● WHAT NEEDS TO BE DONE
Would you count the lines in the entries below that contain "icon"? Reply with the number only.

● PROVIDED INFORMATION
▼▼▼
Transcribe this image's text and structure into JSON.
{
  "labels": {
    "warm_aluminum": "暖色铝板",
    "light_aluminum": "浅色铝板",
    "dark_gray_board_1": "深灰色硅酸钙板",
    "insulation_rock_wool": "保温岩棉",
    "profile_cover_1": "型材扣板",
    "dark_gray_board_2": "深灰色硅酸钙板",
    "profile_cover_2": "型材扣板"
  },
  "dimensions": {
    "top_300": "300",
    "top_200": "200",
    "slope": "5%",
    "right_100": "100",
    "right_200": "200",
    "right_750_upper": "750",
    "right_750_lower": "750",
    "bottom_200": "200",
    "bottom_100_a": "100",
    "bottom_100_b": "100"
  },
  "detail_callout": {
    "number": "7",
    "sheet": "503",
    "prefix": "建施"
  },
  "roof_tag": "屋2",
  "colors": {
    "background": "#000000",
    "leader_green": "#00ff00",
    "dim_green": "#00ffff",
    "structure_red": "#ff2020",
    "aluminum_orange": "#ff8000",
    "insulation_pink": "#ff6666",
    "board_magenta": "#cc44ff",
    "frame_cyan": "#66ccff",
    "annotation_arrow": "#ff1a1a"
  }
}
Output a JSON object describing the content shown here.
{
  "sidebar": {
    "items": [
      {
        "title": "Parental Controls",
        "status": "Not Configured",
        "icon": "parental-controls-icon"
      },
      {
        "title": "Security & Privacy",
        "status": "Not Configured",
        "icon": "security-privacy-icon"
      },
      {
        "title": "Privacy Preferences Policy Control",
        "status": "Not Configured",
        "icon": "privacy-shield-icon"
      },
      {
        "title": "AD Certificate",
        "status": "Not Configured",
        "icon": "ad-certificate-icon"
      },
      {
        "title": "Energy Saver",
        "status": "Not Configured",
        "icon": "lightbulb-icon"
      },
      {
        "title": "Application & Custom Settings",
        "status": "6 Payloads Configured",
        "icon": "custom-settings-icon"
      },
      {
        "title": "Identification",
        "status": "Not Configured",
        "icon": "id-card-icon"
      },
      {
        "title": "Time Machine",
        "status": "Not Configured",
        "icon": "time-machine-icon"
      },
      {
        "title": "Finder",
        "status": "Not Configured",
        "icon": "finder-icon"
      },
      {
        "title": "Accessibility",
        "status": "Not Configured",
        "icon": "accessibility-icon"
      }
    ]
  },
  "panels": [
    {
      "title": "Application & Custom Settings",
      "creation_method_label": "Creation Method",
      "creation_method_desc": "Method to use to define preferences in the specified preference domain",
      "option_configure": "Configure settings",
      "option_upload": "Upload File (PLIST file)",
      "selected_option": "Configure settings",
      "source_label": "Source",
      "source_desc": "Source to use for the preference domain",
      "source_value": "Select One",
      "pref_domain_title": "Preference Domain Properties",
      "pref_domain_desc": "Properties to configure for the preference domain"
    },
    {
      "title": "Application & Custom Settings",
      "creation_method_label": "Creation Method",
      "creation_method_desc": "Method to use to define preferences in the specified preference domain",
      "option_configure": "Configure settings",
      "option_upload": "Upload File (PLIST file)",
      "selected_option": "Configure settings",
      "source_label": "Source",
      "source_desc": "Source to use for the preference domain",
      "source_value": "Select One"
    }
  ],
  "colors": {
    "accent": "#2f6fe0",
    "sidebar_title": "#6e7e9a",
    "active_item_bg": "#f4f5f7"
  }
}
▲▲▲
● PROBLEM SOLUTION
10